Scientists are getting worried about the potential threat posed by "overweight" galaxies snacking on their neighbors. Anyone got NBC's number? We've just had this great idea for a new season of The Biggest Loser.
According to New Scientist, scientists are tracking the growth of relatively new galaxies after discovering that they're... well, larger than expected:
Models suggest that if they snacked only on other galaxies, those ancient leviathans should have been just a fifth as massive as the biggest galaxies in similar clusters today that have had longer to eat their smaller neighbours. But instead the ancient galaxies appear to be roughly 90 percent as massive as their present-day counterparts.
"It could be the tip of the iceberg. It might mean the simulations [of the early universe] need to be significantly altered," says Chris Collins of Liverpool John Moores University in Birkenhead, UK.
Is everything we know about the way that the universe grew wrong? Or are some galaxies bigger than others (and some galaxies' mothers, bigger than other galaxies' mothers)? Time and science will tell.
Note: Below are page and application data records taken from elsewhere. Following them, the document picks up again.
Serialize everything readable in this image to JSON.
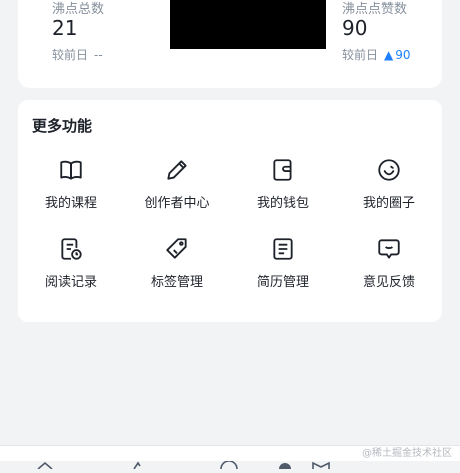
{
  "stats": {
    "left": {
      "label": "沸点总数",
      "value": "21",
      "compare_label": "较前日",
      "compare_value": "--"
    },
    "right": {
      "label": "沸点点赞数",
      "value": "90",
      "compare_label": "较前日",
      "compare_value": "90",
      "trend_icon": "triangle-up-icon"
    }
  },
  "more": {
    "title": "更多功能",
    "items": [
      {
        "label": "我的课程",
        "icon": "book-icon"
      },
      {
        "label": "创作者中心",
        "icon": "pencil-icon"
      },
      {
        "label": "我的钱包",
        "icon": "wallet-icon"
      },
      {
        "label": "我的圈子",
        "icon": "smile-circle-icon"
      },
      {
        "label": "阅读记录",
        "icon": "reading-history-icon"
      },
      {
        "label": "标签管理",
        "icon": "tag-icon"
      },
      {
        "label": "简历管理",
        "icon": "resume-icon"
      },
      {
        "label": "意见反馈",
        "icon": "feedback-icon"
      }
    ]
  },
  "watermark": "@稀土掘金技术社区",
  "colors": {
    "accent": "#1e80ff",
    "muted": "#86909c",
    "text": "#1d2129",
    "bg": "#f2f3f5"
  }
}
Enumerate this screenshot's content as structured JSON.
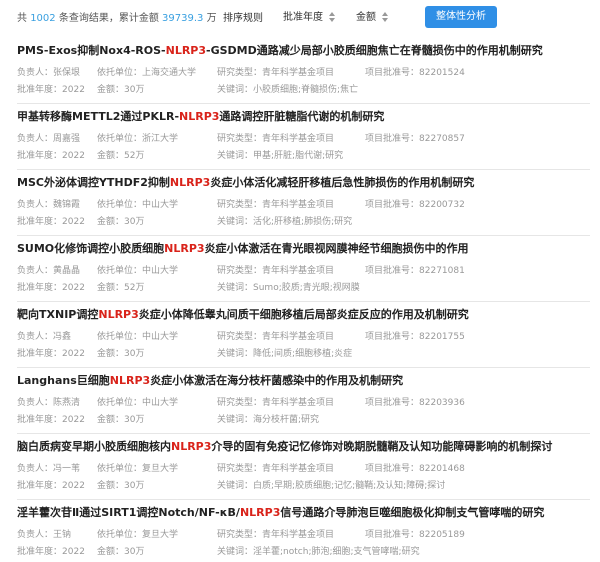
{
  "summary": {
    "prefix": "共",
    "count": "1002",
    "mid": "条查询结果，累计金额",
    "amount": "39739.3",
    "suffix": "万"
  },
  "sort": {
    "label": "排序规则",
    "year_label": "批准年度",
    "amount_label": "金额"
  },
  "analyze_button": "整体性分析",
  "labels": {
    "leader": "负责人：",
    "unit": "依托单位：",
    "type": "研究类型：",
    "approval_no": "项目批准号：",
    "year": "批准年度：",
    "amount": "金额：",
    "keywords": "关键词："
  },
  "results": [
    {
      "title_before": "PMS-Exos抑制Nox4-ROS-",
      "title_hl": "NLRP3",
      "title_after": "-GSDMD通路减少局部小胶质细胞焦亡在脊髓损伤中的作用机制研究",
      "leader": "张保垠",
      "unit": "上海交通大学",
      "type": "青年科学基金项目",
      "approval_no": "82201524",
      "year": "2022",
      "amount": "30万",
      "keywords": "小胶质细胞;脊髓损伤;焦亡"
    },
    {
      "title_before": "甲基转移酶METTL2通过PKLR-",
      "title_hl": "NLRP3",
      "title_after": "通路调控肝脏糖脂代谢的机制研究",
      "leader": "周嘉强",
      "unit": "浙江大学",
      "type": "青年科学基金项目",
      "approval_no": "82270857",
      "year": "2022",
      "amount": "52万",
      "keywords": "甲基;肝脏;脂代谢;研究"
    },
    {
      "title_before": "MSC外泌体调控YTHDF2抑制",
      "title_hl": "NLRP3",
      "title_after": "炎症小体活化减轻肝移植后急性肺损伤的作用机制研究",
      "leader": "魏锦霞",
      "unit": "中山大学",
      "type": "青年科学基金项目",
      "approval_no": "82200732",
      "year": "2022",
      "amount": "30万",
      "keywords": "活化;肝移植;肺损伤;研究"
    },
    {
      "title_before": "SUMO化修饰调控小胶质细胞",
      "title_hl": "NLRP3",
      "title_after": "炎症小体激活在青光眼视网膜神经节细胞损伤中的作用",
      "leader": "黄晶晶",
      "unit": "中山大学",
      "type": "青年科学基金项目",
      "approval_no": "82271081",
      "year": "2022",
      "amount": "52万",
      "keywords": "Sumo;胶质;青光眼;视网膜"
    },
    {
      "title_before": "靶向TXNIP调控",
      "title_hl": "NLRP3",
      "title_after": "炎症小体降低睾丸间质干细胞移植后局部炎症反应的作用及机制研究",
      "leader": "冯鑫",
      "unit": "中山大学",
      "type": "青年科学基金项目",
      "approval_no": "82201755",
      "year": "2022",
      "amount": "30万",
      "keywords": "降低;间质;细胞移植;炎症"
    },
    {
      "title_before": "Langhans巨细胞",
      "title_hl": "NLRP3",
      "title_after": "炎症小体激活在海分枝杆菌感染中的作用及机制研究",
      "leader": "陈燕清",
      "unit": "中山大学",
      "type": "青年科学基金项目",
      "approval_no": "82203936",
      "year": "2022",
      "amount": "30万",
      "keywords": "海分枝杆菌;研究"
    },
    {
      "title_before": "脑白质病变早期小胶质细胞核内",
      "title_hl": "NLRP3",
      "title_after": "介导的固有免疫记忆修饰对晚期脱髓鞘及认知功能障碍影响的机制探讨",
      "leader": "冯一苇",
      "unit": "复旦大学",
      "type": "青年科学基金项目",
      "approval_no": "82201468",
      "year": "2022",
      "amount": "30万",
      "keywords": "白质;早期;胶质细胞;记忆;髓鞘;及认知;障碍;探讨"
    },
    {
      "title_before": "淫羊藿次苷Ⅱ通过SIRT1调控Notch/NF-κB/",
      "title_hl": "NLRP3",
      "title_after": "信号通路介导肺泡巨噬细胞极化抑制支气管哮喘的研究",
      "leader": "王钠",
      "unit": "复旦大学",
      "type": "青年科学基金项目",
      "approval_no": "82205189",
      "year": "2022",
      "amount": "30万",
      "keywords": "淫羊藿;notch;肺泡;细胞;支气管哮喘;研究"
    }
  ]
}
But that latter one has arguably been wrong before.
Overweight galaxies force-fed by dark matter tendrils [New Scientist]